··· Data extracts

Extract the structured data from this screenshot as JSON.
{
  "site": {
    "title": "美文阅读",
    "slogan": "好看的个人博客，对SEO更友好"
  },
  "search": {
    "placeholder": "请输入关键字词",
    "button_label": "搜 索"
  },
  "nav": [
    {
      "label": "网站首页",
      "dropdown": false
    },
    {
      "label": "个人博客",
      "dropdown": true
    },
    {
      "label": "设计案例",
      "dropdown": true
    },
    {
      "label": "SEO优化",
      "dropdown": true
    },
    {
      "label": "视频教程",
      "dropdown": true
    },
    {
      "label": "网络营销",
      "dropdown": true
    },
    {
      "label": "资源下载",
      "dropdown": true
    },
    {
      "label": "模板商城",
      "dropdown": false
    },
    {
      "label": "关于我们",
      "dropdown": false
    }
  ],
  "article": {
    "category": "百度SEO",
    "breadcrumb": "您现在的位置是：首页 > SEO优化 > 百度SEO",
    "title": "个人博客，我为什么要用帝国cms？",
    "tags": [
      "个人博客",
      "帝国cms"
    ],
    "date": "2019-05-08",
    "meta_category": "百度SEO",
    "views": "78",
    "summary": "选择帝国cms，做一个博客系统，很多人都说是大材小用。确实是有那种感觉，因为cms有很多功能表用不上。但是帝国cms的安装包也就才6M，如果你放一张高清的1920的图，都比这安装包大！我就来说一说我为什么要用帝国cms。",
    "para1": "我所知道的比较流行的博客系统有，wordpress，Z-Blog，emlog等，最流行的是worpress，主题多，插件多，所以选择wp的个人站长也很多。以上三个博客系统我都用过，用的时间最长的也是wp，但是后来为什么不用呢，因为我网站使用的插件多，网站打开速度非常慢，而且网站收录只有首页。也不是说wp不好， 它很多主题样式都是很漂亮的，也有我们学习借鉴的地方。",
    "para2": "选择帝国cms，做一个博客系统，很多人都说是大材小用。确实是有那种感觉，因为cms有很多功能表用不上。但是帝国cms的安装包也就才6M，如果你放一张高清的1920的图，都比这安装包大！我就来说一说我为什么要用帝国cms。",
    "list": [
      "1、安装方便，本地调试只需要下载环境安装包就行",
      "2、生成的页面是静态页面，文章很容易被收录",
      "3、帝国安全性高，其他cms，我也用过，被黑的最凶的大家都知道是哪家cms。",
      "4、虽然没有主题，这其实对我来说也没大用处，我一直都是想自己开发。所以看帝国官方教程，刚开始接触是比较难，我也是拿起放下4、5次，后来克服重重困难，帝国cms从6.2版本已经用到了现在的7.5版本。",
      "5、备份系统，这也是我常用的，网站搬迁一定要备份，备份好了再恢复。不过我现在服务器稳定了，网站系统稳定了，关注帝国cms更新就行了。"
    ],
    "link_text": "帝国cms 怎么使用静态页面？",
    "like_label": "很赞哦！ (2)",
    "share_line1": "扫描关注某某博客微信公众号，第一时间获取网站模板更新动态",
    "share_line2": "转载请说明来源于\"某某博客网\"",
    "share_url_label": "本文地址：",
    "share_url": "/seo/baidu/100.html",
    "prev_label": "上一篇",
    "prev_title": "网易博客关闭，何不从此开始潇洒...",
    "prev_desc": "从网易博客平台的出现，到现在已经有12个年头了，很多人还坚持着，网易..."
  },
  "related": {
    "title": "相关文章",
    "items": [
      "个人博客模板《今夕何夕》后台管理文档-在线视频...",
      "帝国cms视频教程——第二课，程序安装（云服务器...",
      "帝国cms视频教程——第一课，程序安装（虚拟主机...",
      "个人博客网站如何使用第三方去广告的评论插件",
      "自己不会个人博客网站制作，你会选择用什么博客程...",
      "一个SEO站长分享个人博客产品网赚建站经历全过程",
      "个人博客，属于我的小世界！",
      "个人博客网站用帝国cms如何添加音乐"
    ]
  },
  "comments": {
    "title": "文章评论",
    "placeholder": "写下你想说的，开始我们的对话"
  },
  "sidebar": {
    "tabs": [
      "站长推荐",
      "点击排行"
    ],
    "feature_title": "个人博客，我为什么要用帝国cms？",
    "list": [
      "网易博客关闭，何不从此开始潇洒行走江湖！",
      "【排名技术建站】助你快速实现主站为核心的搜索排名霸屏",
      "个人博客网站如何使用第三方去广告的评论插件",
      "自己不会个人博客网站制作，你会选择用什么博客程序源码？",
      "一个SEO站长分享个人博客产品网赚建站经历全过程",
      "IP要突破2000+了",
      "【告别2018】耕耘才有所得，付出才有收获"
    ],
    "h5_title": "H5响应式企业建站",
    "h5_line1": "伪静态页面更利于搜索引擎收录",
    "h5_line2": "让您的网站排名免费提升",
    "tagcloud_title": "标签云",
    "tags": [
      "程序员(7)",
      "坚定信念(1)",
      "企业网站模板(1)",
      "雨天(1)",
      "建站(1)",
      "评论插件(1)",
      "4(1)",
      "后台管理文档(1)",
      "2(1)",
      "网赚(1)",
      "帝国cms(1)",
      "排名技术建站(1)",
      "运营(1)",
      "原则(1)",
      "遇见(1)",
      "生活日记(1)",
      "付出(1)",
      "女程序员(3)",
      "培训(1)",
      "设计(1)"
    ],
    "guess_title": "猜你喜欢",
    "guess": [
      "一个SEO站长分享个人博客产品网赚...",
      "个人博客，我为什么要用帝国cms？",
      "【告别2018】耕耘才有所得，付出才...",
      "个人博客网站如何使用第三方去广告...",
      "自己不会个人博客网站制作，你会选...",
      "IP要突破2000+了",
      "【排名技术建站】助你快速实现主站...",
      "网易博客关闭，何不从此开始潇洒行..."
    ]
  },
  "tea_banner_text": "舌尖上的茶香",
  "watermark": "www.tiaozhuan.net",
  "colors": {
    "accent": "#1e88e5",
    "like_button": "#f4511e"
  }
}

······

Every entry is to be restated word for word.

Extract the structured data from this screenshot as JSON.
{
  "site": {
    "title": "美文阅读",
    "slogan": "好看的个人博客，对SEO更友好"
  },
  "search": {
    "placeholder": "请输入关键字词",
    "button_label": "搜 索"
  },
  "nav": [
    {
      "label": "网站首页",
      "dropdown": false
    },
    {
      "label": "个人博客",
      "dropdown": true
    },
    {
      "label": "设计案例",
      "dropdown": true
    },
    {
      "label": "SEO优化",
      "dropdown": true
    },
    {
      "label": "视频教程",
      "dropdown": true
    },
    {
      "label": "网络营销",
      "dropdown": true
    },
    {
      "label": "资源下载",
      "dropdown": true
    },
    {
      "label": "模板商城",
      "dropdown": false
    },
    {
      "label": "关于我们",
      "dropdown": false
    }
  ],
  "article": {
    "category": "百度SEO",
    "breadcrumb": "您现在的位置是：首页 > SEO优化 > 百度SEO",
    "title": "个人博客，我为什么要用帝国cms？",
    "tags": [
      "个人博客",
      "帝国cms"
    ],
    "date": "2019-05-08",
    "meta_category": "百度SEO",
    "views": "78",
    "summary": "选择帝国cms，做一个博客系统，很多人都说是大材小用。确实是有那种感觉，因为cms有很多功能表用不上。但是帝国cms的安装包也就才6M，如果你放一张高清的1920的图，都比这安装包大！我就来说一说我为什么要用帝国cms。",
    "para1": "我所知道的比较流行的博客系统有，wordpress，Z-Blog，emlog等，最流行的是worpress，主题多，插件多，所以选择wp的个人站长也很多。以上三个博客系统我都用过，用的时间最长的也是wp，但是后来为什么不用呢，因为我网站使用的插件多，网站打开速度非常慢，而且网站收录只有首页。也不是说wp不好， 它很多主题样式都是很漂亮的，也有我们学习借鉴的地方。",
    "para2": "选择帝国cms，做一个博客系统，很多人都说是大材小用。确实是有那种感觉，因为cms有很多功能表用不上。但是帝国cms的安装包也就才6M，如果你放一张高清的1920的图，都比这安装包大！我就来说一说我为什么要用帝国cms。",
    "list": [
      "1、安装方便，本地调试只需要下载环境安装包就行",
      "2、生成的页面是静态页面，文章很容易被收录",
      "3、帝国安全性高，其他cms，我也用过，被黑的最凶的大家都知道是哪家cms。",
      "4、虽然没有主题，这其实对我来说也没大用处，我一直都是想自己开发。所以看帝国官方教程，刚开始接触是比较难，我也是拿起放下4、5次，后来克服重重困难，帝国cms从6.2版本已经用到了现在的7.5版本。",
      "5、备份系统，这也是我常用的，网站搬迁一定要备份，备份好了再恢复。不过我现在服务器稳定了，网站系统稳定了，关注帝国cms更新就行了。"
    ],
    "link_text": "帝国cms 怎么使用静态页面？",
    "like_label": "很赞哦！ (2)",
    "share_line1": "扫描关注某某博客微信公众号，第一时间获取网站模板更新动态",
    "share_line2": "转载请说明来源于\"某某博客网\"",
    "share_url_label": "本文地址：",
    "share_url": "/seo/baidu/100.html",
    "prev_label": "上一篇",
    "prev_title": "网易博客关闭，何不从此开始潇洒...",
    "prev_desc": "从网易博客平台的出现，到现在已经有12个年头了，很多人还坚持着，网易..."
  },
  "related": {
    "title": "相关文章",
    "items": [
      "个人博客模板《今夕何夕》后台管理文档-在线视频...",
      "帝国cms视频教程——第二课，程序安装（云服务器...",
      "帝国cms视频教程——第一课，程序安装（虚拟主机...",
      "个人博客网站如何使用第三方去广告的评论插件",
      "自己不会个人博客网站制作，你会选择用什么博客程...",
      "一个SEO站长分享个人博客产品网赚建站经历全过程",
      "个人博客，属于我的小世界！",
      "个人博客网站用帝国cms如何添加音乐"
    ]
  },
  "comments": {
    "title": "文章评论",
    "placeholder": "写下你想说的，开始我们的对话"
  },
  "sidebar": {
    "tabs": [
      "站长推荐",
      "点击排行"
    ],
    "feature_title": "个人博客，我为什么要用帝国cms？",
    "list": [
      "网易博客关闭，何不从此开始潇洒行走江湖！",
      "【排名技术建站】助你快速实现主站为核心的搜索排名霸屏",
      "个人博客网站如何使用第三方去广告的评论插件",
      "自己不会个人博客网站制作，你会选择用什么博客程序源码？",
      "一个SEO站长分享个人博客产品网赚建站经历全过程",
      "IP要突破2000+了",
      "【告别2018】耕耘才有所得，付出才有收获"
    ],
    "h5_title": "H5响应式企业建站",
    "h5_line1": "伪静态页面更利于搜索引擎收录",
    "h5_line2": "让您的网站排名免费提升",
    "tagcloud_title": "标签云",
    "tags": [
      "程序员(7)",
      "坚定信念(1)",
      "企业网站模板(1)",
      "雨天(1)",
      "建站(1)",
      "评论插件(1)",
      "4(1)",
      "后台管理文档(1)",
      "2(1)",
      "网赚(1)",
      "帝国cms(1)",
      "排名技术建站(1)",
      "运营(1)",
      "原则(1)",
      "遇见(1)",
      "生活日记(1)",
      "付出(1)",
      "女程序员(3)",
      "培训(1)",
      "设计(1)"
    ],
    "guess_title": "猜你喜欢",
    "guess": [
      "一个SEO站长分享个人博客产品网赚...",
      "个人博客，我为什么要用帝国cms？",
      "【告别2018】耕耘才有所得，付出才...",
      "个人博客网站如何使用第三方去广告...",
      "自己不会个人博客网站制作，你会选...",
      "IP要突破2000+了",
      "【排名技术建站】助你快速实现主站...",
      "网易博客关闭，何不从此开始潇洒行..."
    ]
  },
  "tea_banner_text": "舌尖上的茶香",
  "watermark": "www.tiaozhuan.net",
  "colors": {
    "accent": "#1e88e5",
    "like_button": "#f4511e"
  }
}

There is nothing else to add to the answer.